Shia LaBeouf's anti-Trump project moves to Liverpool

17:09 • 23/03

IS claims responsibility for London attack

16:59 • 23/03

Erdogan slams Bulgaria over pressure on Turkish community on eve of key elections

16:40 • 23/03

Chinese casher counts money faster than actual machine

16:27 • 23/03

David Mackenzie  to fund film and TV school project in Armenia - premier

16:02 • 23/03

Crude nature of London attack suggests limited IS network in Britain

15:42 • 23/03

Azerbaijan’s stance on Karabakh peace undermines mediators' efforts – deputy minister

15:30 • 23/03

Coca-Cola Hellenic Armenia and Orran expand their cooperation  

15:09 • 23/03

Daredevil holidaymakers swim face-to-face with deadly 13ft-long crocodiles (photos)

14:48 • 23/03

Ex Nagorno-Karabakh official not admitting complicity in missile smuggling case

14:02 • 23/03

Armenian premier orders plan for Sevan development

13:38 • 23/03

London attack: Seven held after deadly act

13:23 • 23/03
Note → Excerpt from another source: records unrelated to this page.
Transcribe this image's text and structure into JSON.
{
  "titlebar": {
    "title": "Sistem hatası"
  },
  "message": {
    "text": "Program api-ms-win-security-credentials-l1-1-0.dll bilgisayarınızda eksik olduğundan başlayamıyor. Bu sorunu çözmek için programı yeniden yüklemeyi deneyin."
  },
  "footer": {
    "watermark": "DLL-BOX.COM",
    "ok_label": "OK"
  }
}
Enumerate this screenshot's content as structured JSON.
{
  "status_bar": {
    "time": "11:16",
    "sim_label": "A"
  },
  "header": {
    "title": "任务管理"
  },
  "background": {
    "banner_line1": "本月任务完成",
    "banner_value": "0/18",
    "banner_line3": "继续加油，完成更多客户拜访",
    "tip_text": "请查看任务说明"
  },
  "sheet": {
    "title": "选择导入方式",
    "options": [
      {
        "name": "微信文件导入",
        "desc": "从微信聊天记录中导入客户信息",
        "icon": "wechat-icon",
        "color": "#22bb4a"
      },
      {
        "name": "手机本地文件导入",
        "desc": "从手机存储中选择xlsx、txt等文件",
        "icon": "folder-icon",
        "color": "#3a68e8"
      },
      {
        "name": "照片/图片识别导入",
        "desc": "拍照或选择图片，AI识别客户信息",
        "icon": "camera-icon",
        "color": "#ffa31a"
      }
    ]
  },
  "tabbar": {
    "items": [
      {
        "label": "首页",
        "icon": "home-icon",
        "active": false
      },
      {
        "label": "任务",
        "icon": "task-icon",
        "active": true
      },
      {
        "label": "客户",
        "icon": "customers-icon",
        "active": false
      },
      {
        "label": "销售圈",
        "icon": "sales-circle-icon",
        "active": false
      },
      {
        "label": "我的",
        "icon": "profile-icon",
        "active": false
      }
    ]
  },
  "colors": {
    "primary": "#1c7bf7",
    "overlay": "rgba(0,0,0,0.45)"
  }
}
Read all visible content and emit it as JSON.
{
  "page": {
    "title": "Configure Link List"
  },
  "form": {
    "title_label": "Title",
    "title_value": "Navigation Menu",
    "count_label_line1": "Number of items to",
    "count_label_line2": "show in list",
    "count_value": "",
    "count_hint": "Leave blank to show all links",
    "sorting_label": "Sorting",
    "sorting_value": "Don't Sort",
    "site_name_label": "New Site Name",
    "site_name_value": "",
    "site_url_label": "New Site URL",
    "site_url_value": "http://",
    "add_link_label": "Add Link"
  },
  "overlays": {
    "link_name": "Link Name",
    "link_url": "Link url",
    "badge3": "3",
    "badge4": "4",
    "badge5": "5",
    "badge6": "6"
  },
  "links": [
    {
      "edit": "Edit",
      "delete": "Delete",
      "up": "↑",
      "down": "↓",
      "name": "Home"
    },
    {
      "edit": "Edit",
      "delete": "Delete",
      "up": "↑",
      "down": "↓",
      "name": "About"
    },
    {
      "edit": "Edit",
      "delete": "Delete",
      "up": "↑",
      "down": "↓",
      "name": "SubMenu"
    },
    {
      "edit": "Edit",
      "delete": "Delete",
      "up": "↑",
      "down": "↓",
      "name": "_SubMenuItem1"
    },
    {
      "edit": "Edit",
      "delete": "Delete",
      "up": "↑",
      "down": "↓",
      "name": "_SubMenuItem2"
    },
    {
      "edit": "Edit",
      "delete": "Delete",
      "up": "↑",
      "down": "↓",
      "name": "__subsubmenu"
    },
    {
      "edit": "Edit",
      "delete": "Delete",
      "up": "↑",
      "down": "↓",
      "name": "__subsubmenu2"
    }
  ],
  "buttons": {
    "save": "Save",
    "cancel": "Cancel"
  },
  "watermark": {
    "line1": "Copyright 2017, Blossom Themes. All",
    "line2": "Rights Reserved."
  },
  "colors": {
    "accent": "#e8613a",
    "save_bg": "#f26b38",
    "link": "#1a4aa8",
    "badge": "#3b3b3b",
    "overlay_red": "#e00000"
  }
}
Ferrari are F1 title favourites, says Lewis Hamilton

12:40 • 23/03

Beijing Film Festival to feature David Lynch

12:23 • 23/03
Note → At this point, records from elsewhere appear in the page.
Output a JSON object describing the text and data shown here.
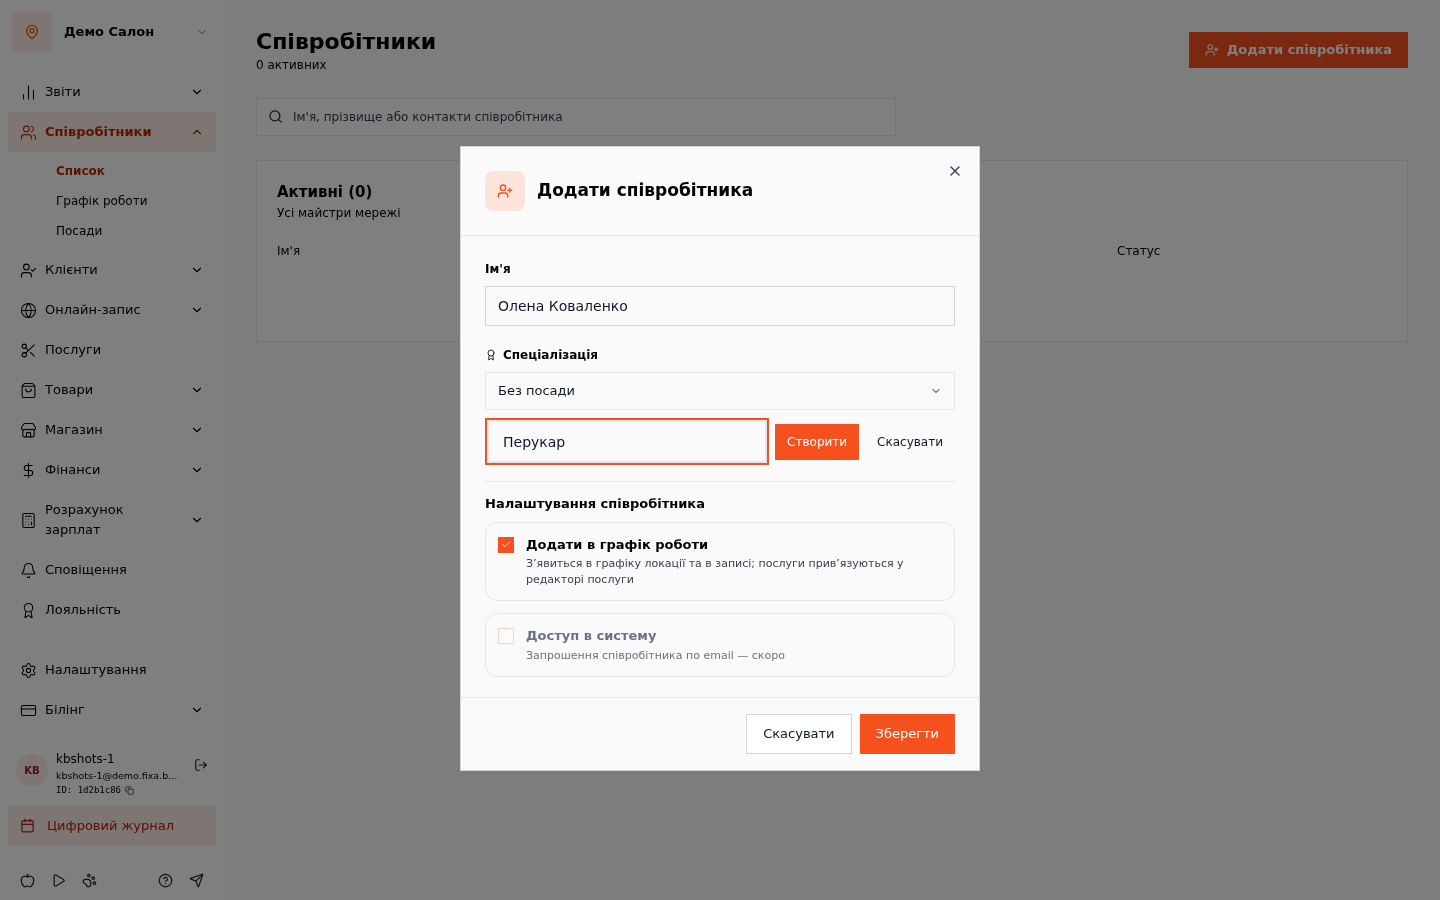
{
  "sidebar": {
    "location": "Демо Салон",
    "items": [
      {
        "label": "Звіти",
        "has_submenu": true,
        "expanded": false,
        "selected": false
      },
      {
        "label": "Співробітники",
        "has_submenu": true,
        "expanded": true,
        "selected": true,
        "children": [
          {
            "label": "Список",
            "selected": true
          },
          {
            "label": "Графік роботи",
            "selected": false
          },
          {
            "label": "Посади",
            "selected": false
          }
        ]
      },
      {
        "label": "Клієнти",
        "has_submenu": true,
        "expanded": false,
        "selected": false
      },
      {
        "label": "Онлайн-запис",
        "has_submenu": true,
        "expanded": false,
        "selected": false
      },
      {
        "label": "Послуги",
        "has_submenu": false,
        "selected": false
      },
      {
        "label": "Товари",
        "has_submenu": true,
        "expanded": false,
        "selected": false
      },
      {
        "label": "Магазин",
        "has_submenu": true,
        "expanded": false,
        "selected": false
      },
      {
        "label": "Фінанси",
        "has_submenu": true,
        "expanded": false,
        "selected": false
      },
      {
        "label": "Розрахунок зарплат",
        "has_submenu": true,
        "expanded": false,
        "selected": false
      },
      {
        "label": "Сповіщення",
        "has_submenu": false,
        "selected": false
      },
      {
        "label": "Лояльність",
        "has_submenu": false,
        "selected": false
      }
    ],
    "lower_items": [
      {
        "label": "Налаштування",
        "has_submenu": false,
        "selected": false
      },
      {
        "label": "Білінг",
        "has_submenu": true,
        "expanded": false,
        "selected": false
      }
    ],
    "user": {
      "initials": "KB",
      "name": "kbshots-1",
      "email": "kbshots-1@demo.fixa.b...",
      "id": "ID: 1d2b1c86"
    },
    "journal_button": "Цифровий журнал"
  },
  "main": {
    "title": "Співробітники",
    "subtitle": "0 активних",
    "add_button": "Додати співробітника",
    "search": {
      "placeholder": "Ім'я, прізвище або контакти співробітника"
    },
    "card": {
      "title": "Активні (0)",
      "subtitle": "Усі майстри мережі",
      "columns": [
        "Ім'я",
        "Статус"
      ]
    }
  },
  "modal": {
    "title": "Додати співробітника",
    "name_label": "Ім'я",
    "name_value": "Олена Коваленко",
    "spec_label": "Спеціалізація",
    "spec_value": "Без посади",
    "new_position": {
      "value": "Перукар",
      "focused": true,
      "create_button": "Створити",
      "cancel_button": "Скасувати"
    },
    "settings_title": "Налаштування співробітника",
    "options": [
      {
        "title": "Додати в графік роботи",
        "description": "З’явиться в графіку локації та в записі; послуги прив’язуються у редакторі послуги",
        "checked": true,
        "disabled": false
      },
      {
        "title": "Доступ в систему",
        "description": "Запрошення співробітника по email — скоро",
        "checked": false,
        "disabled": true
      }
    ],
    "cancel_button": "Скасувати",
    "save_button": "Зберегти"
  }
}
US legislators spearhead bipartisan Genocide prevention resolution

12:13 • 23/03

168 Zham: Armenia increasingly attractive to Iranian tourists

11:43 • 23/03

Emirates to allow passengers to keep laptops until boarding

11:31 • 23/03

Turkey summons Norway envoy

11:16 • 23/03

EPP president extends support to Armenian parliamentary election

10:59 • 23/03

Armenia appoints new ambassador to Belarus

10:36 • 23/03

Smartphone device can test sperm quality  

10:21 • 23/03

London terror attack: what we know so far

10:10 • 23/03

Armenia-UAE relations ‘gaining new flesh and blood’ – expert

09:44 • 23/03

New York tightens security after London terror attack

09:29 • 23/03

We extend our solidarity to intn’l fight against terrorism – Armenian MFA reacts to London attack

09:05 • 23/03

Ex Armenian top commander detained over smuggling of missile system

08:41 • 23/03

Five dead, 40 injured in London terror attack

17:30 • 22/03

Armenian president meets with UAE officials in Abu Dhabi

17:11 • 22/03

Syria conflict:  Air strike 'kills dozens in village near Raqqa'

16:49 • 22/03

Armenia has its specific niche on global ICT map – Serzh Sargsyan

16:37 • 22/03

Good education key to proper governance, prime minister tells local government officials (photos)

16:15 • 22/03

Rex Tillerson  says wife urged him to be secretary of state

15:58 • 22/03

Embarking on new stage of progress: finance minister praises growth in public income

15:28 • 22/03

Two Armenians detained over attempted smuggling of anti-aircraft missile

14:52 • 22/03

We actively work towards attracting Russian investments - ambassador

14:15 • 22/03

Schwarzenegger mocks Trump over 39% approval rating

13:19 • 22/03

Ter-Petrosyan: Azerbaijan ready for concessions over Karabakh

12:11 • 22/03

Brussels marks first anniversary of airport bombings

12:00 • 22/03

Italian artist creates moon and planet lamps making room ‘look out of this world’

11:30 • 22/03

Amazing pictures show youngsters who are dead ringers for some of the biggest names in showbiz

11:19 • 22/03

Six suspects detained in Dink murder case

11:06 • 22/03

Apple drives further into Facebook, Snap territory with video app